Work to complete: Copy out each line of the material in which the word "nрынка" can be found.
- Opening Delimiter -
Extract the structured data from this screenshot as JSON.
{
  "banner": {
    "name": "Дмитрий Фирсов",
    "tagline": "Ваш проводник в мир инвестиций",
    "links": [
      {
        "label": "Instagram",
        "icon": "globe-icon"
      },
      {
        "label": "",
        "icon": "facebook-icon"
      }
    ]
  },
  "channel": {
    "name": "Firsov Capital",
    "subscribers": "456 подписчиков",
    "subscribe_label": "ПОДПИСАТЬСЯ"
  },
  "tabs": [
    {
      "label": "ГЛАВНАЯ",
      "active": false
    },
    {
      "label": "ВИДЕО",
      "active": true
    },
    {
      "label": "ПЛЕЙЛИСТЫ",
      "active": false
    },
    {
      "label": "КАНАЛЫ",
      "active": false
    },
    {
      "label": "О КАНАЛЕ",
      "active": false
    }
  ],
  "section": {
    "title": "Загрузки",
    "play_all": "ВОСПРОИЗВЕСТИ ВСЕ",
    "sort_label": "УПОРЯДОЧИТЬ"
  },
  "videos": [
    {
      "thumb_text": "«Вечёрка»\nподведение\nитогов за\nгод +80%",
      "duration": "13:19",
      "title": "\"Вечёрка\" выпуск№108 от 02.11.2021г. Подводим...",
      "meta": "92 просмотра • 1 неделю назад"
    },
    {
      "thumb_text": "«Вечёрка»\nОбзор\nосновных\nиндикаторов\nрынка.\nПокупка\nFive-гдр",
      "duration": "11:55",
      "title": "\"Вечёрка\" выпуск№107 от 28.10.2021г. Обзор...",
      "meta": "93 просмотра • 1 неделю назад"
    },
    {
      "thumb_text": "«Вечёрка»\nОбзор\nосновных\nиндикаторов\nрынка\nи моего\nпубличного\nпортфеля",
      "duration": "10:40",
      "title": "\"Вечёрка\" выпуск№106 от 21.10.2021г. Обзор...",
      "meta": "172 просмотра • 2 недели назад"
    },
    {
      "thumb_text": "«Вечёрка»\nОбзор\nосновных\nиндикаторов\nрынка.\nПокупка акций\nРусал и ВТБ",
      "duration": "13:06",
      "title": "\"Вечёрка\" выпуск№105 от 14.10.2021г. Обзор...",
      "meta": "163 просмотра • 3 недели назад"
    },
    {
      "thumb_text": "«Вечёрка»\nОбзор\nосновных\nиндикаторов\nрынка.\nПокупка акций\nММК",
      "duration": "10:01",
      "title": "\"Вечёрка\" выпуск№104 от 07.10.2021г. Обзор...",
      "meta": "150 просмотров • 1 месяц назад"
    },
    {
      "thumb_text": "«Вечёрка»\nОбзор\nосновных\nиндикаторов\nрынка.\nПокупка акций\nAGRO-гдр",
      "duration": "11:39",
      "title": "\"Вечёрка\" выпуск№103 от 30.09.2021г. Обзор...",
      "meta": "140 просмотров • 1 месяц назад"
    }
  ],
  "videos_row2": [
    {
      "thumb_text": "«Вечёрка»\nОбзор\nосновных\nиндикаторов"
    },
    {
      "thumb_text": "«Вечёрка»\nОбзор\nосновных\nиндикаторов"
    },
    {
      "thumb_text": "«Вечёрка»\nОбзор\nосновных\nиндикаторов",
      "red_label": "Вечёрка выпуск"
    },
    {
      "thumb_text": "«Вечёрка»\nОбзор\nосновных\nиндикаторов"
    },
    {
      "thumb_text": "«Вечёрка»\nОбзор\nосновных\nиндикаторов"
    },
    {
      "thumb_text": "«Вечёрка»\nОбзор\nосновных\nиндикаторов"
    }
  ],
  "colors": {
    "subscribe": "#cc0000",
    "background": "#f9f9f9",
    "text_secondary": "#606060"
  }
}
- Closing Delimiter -
Written reply:
      "thumb_text": "«Вечёрка»\nОбзор\nосновных\nиндикаторов\nрынка.\nПокупка\nFive-гдр",
      "thumb_text": "«Вечёрка»\nОбзор\nосновных\nиндикаторов\nрынка\nи моего\nпубличного\nпортфеля",
      "thumb_text": "«Вечёрка»\nОбзор\nосновных\nиндикаторов\nрынка.\nПокупка акций\nРусал и ВТБ",
      "thumb_text": "«Вечёрка»\nОбзор\nосновных\nиндикаторов\nрынка.\nПокупка акций\nММК",
      "thumb_text": "«Вечёрка»\nОбзор\nосновных\nиндикаторов\nрынка.\nПокупка акций\nAGRO-гдр",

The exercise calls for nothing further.